I’ve also been working behind the scenes on the infrastructure we use to conduct and share analyses, simplifying the toolchain and making updates & translations easier to apply. This included rebuilding a venerable Tableau template from the ground up, and here’s the first country workbook we’ve published in the new template:
Today I watched the People’s Tribunal outside the Northwest Detention Center. The testimonies were all stories about individuals currently detained there, told by people who had interviewed them this weekend, because the detainees aren’t allowed to speak for themselves. We heard painful accounts of the petty reasons people end up detained there, the barriers to their getting a fair hearing once caught up in the punitive immigration system, poor conditions in detention, and above all how the system dehumanises detainees and guards alike. I was reminded alternately of Josef K and Ivan Denisovich, two archetypes this country likes to pretend it’s above creating.
But that’s not what I want to tell you about. Hopefully you already know about the evils of the US immigration system, and the abuses at detention centers, and if you don’t then NWDC Resistance has a better backgrounder than I could write. I want to look at a question of geography: the location of the center itself, and all the ways it reminds us that the immigration system does not value our fellow prisoners.
Continue reading “One island of the archipelago”
When I restarted this blog, I decided to focus on geography, and generally steer clear of either really personal posts or the political issues of the day. But sometimes that distinction doesn’t really hold up. The US’s treatment of people who were brought here as children is an example: it’s just the sort of current-politics issue I didn’t want to be talking about here, but it’s also somewhat on topic and so intensely personal for me that I can’t leave it alone.
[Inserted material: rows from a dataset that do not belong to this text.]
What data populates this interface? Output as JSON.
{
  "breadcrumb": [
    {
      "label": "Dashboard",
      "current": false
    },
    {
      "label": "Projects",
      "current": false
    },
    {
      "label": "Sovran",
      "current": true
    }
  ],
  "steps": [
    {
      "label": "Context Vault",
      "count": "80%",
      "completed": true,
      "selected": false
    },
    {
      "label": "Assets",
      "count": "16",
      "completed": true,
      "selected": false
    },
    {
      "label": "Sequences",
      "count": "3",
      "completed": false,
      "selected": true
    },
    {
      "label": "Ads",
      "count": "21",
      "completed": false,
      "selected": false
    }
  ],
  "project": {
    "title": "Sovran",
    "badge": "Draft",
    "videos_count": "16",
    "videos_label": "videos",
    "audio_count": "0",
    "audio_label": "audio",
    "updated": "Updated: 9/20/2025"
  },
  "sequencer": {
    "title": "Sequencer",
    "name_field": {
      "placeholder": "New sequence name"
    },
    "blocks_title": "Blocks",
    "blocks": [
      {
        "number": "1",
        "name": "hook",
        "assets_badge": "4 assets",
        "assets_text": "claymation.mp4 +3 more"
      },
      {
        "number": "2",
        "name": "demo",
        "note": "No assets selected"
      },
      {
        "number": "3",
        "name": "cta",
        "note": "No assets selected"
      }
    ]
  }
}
I’ll start with some biographical information for context. I was born in Turkey, but when I was very young the country went through a period of political violence that my parents very reasonably decided that we should get away from. Because my great-grandfather had shrewdly taken advantage of the brief period when İstanbul was colonised, we had EU citizenship, so we were able to move to Britain as legal, documented, above-board immigrants. Thus my lifetime of being the most privileged sort of immigrant began before I could even speak in sentences. Continue reading “DACA”